Available data
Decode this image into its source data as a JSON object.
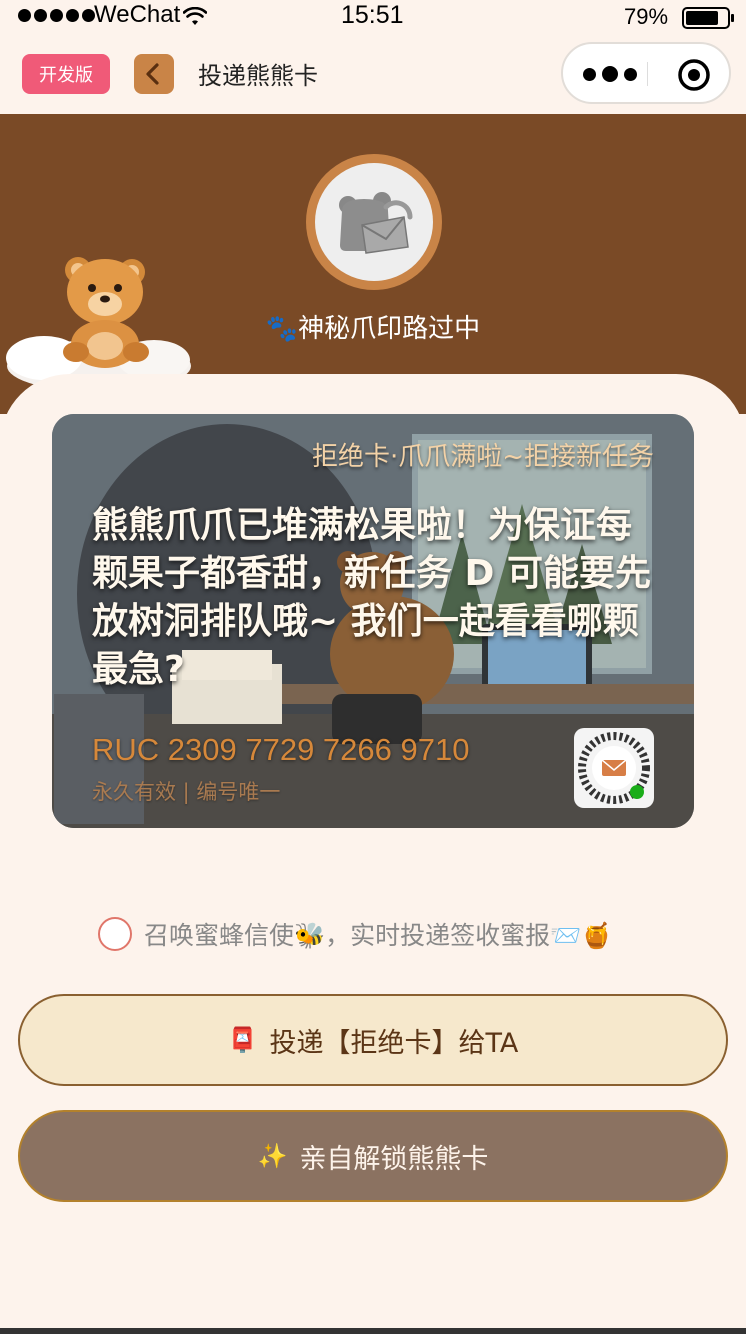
{
  "status_bar": {
    "carrier": "WeChat",
    "time": "15:51",
    "battery_percent": "79%",
    "battery_level": 0.79
  },
  "nav": {
    "dev_badge": "开发版",
    "title": "投递熊熊卡"
  },
  "header": {
    "status_icon": "paw-icon",
    "status_text": "🐾神秘爪印路过中"
  },
  "card": {
    "header": "拒绝卡·爪爪满啦~拒接新任务",
    "message": "熊熊爪爪已堆满松果啦！为保证每颗果子都香甜，新任务 D 可能要先放树洞排队哦~ 我们一起看看哪颗最急?",
    "code": "RUC 2309 7729 7266 9710",
    "validity": "永久有效 | 编号唯一"
  },
  "notify": {
    "label": "召唤蜜蜂信使🐝，实时投递签收蜜报📨🍯",
    "checked": false
  },
  "buttons": {
    "deliver_icon": "📮",
    "deliver_label": "投递【拒绝卡】给TA",
    "unlock_icon": "✨",
    "unlock_label": "亲自解锁熊熊卡"
  },
  "colors": {
    "background": "#fdf3ec",
    "header_brown": "#7a4a26",
    "accent_orange": "#c98447",
    "dev_badge": "#f05a78",
    "deliver_button_bg": "#f6e8cc",
    "unlock_button_bg": "#8b7261"
  }
}
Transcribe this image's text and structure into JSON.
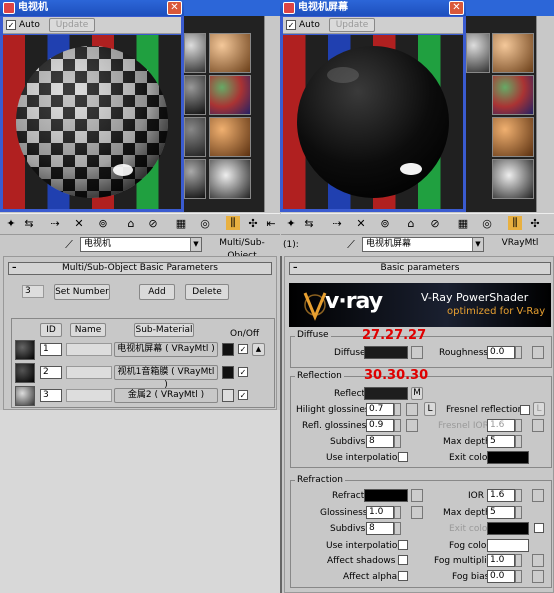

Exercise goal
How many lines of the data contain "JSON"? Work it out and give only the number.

Solution to this exercise
2